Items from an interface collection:
┄┄┄┄┄┄

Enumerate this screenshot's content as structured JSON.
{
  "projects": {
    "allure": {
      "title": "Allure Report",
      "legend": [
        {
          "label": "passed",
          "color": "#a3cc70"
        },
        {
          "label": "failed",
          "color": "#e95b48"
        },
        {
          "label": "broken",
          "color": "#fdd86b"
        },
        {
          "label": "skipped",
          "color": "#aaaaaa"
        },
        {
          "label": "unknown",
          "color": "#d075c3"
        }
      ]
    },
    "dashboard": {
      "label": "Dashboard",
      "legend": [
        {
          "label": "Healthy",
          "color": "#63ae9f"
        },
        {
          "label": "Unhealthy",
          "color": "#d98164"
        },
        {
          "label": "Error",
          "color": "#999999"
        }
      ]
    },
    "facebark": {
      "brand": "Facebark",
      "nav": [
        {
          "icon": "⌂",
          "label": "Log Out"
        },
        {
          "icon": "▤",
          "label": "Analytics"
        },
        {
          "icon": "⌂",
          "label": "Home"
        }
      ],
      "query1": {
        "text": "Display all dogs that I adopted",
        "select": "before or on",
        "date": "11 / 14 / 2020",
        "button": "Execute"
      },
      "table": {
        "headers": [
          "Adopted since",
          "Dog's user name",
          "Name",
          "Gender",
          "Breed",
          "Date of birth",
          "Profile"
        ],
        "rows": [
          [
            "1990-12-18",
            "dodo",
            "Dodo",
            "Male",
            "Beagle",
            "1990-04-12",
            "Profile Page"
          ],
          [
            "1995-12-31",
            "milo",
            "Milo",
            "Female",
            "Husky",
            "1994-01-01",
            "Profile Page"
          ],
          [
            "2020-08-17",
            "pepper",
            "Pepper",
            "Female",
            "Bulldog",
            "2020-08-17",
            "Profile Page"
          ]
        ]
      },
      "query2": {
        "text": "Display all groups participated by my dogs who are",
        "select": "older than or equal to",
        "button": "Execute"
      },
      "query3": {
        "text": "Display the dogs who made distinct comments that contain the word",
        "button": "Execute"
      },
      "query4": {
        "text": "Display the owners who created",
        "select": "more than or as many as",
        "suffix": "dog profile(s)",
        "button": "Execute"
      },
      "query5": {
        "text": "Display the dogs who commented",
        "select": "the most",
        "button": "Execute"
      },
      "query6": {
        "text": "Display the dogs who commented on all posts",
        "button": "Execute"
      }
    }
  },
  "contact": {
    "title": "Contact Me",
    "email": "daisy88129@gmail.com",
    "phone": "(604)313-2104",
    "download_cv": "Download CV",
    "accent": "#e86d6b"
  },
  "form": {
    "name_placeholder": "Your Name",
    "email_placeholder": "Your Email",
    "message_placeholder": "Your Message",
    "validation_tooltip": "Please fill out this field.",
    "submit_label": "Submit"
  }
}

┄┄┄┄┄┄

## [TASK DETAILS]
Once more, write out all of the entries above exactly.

## [WRITTEN RESPONSE]
Enumerate this screenshot's content as structured JSON.
{
  "projects": {
    "allure": {
      "title": "Allure Report",
      "legend": [
        {
          "label": "passed",
          "color": "#a3cc70"
        },
        {
          "label": "failed",
          "color": "#e95b48"
        },
        {
          "label": "broken",
          "color": "#fdd86b"
        },
        {
          "label": "skipped",
          "color": "#aaaaaa"
        },
        {
          "label": "unknown",
          "color": "#d075c3"
        }
      ]
    },
    "dashboard": {
      "label": "Dashboard",
      "legend": [
        {
          "label": "Healthy",
          "color": "#63ae9f"
        },
        {
          "label": "Unhealthy",
          "color": "#d98164"
        },
        {
          "label": "Error",
          "color": "#999999"
        }
      ]
    },
    "facebark": {
      "brand": "Facebark",
      "nav": [
        {
          "icon": "⌂",
          "label": "Log Out"
        },
        {
          "icon": "▤",
          "label": "Analytics"
        },
        {
          "icon": "⌂",
          "label": "Home"
        }
      ],
      "query1": {
        "text": "Display all dogs that I adopted",
        "select": "before or on",
        "date": "11 / 14 / 2020",
        "button": "Execute"
      },
      "table": {
        "headers": [
          "Adopted since",
          "Dog's user name",
          "Name",
          "Gender",
          "Breed",
          "Date of birth",
          "Profile"
        ],
        "rows": [
          [
            "1990-12-18",
            "dodo",
            "Dodo",
            "Male",
            "Beagle",
            "1990-04-12",
            "Profile Page"
          ],
          [
            "1995-12-31",
            "milo",
            "Milo",
            "Female",
            "Husky",
            "1994-01-01",
            "Profile Page"
          ],
          [
            "2020-08-17",
            "pepper",
            "Pepper",
            "Female",
            "Bulldog",
            "2020-08-17",
            "Profile Page"
          ]
        ]
      },
      "query2": {
        "text": "Display all groups participated by my dogs who are",
        "select": "older than or equal to",
        "button": "Execute"
      },
      "query3": {
        "text": "Display the dogs who made distinct comments that contain the word",
        "button": "Execute"
      },
      "query4": {
        "text": "Display the owners who created",
        "select": "more than or as many as",
        "suffix": "dog profile(s)",
        "button": "Execute"
      },
      "query5": {
        "text": "Display the dogs who commented",
        "select": "the most",
        "button": "Execute"
      },
      "query6": {
        "text": "Display the dogs who commented on all posts",
        "button": "Execute"
      }
    }
  },
  "contact": {
    "title": "Contact Me",
    "email": "daisy88129@gmail.com",
    "phone": "(604)313-2104",
    "download_cv": "Download CV",
    "accent": "#e86d6b"
  },
  "form": {
    "name_placeholder": "Your Name",
    "email_placeholder": "Your Email",
    "message_placeholder": "Your Message",
    "validation_tooltip": "Please fill out this field.",
    "submit_label": "Submit"
  }
}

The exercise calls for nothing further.